■ PROVIDED INFORMATION ■
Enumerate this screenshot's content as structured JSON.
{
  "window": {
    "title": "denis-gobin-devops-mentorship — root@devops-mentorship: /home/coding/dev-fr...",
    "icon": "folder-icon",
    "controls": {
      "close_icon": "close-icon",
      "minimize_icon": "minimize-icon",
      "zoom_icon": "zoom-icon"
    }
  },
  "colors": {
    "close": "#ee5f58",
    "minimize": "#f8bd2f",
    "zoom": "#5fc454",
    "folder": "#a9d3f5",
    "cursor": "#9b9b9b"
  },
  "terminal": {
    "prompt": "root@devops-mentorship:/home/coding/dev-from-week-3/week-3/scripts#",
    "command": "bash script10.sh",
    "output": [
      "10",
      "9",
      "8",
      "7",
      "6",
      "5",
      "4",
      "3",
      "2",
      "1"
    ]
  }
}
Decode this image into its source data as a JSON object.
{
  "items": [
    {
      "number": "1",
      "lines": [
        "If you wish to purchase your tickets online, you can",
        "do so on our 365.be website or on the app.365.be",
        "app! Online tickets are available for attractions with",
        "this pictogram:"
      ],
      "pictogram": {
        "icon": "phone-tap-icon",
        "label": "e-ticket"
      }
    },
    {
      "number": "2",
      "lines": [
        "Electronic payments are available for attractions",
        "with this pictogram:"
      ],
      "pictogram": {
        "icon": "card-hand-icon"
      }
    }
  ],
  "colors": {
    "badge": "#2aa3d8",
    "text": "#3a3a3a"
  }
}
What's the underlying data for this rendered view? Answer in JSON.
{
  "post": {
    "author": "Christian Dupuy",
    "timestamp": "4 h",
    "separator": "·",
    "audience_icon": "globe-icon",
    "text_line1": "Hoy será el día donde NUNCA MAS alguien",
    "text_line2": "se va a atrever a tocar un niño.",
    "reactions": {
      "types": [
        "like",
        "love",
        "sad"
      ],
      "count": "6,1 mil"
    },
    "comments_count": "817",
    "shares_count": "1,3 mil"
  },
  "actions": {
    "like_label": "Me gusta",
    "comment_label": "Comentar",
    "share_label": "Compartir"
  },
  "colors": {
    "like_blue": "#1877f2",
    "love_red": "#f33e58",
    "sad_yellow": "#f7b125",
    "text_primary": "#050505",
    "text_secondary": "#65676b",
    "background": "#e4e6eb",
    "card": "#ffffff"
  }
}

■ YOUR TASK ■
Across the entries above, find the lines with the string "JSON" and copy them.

■ PROBLEM SOLUTION ■
Enumerate this screenshot's content as structured JSON.
Decode this image into its source data as a JSON object.
What's the underlying data for this rendered view? Answer in JSON.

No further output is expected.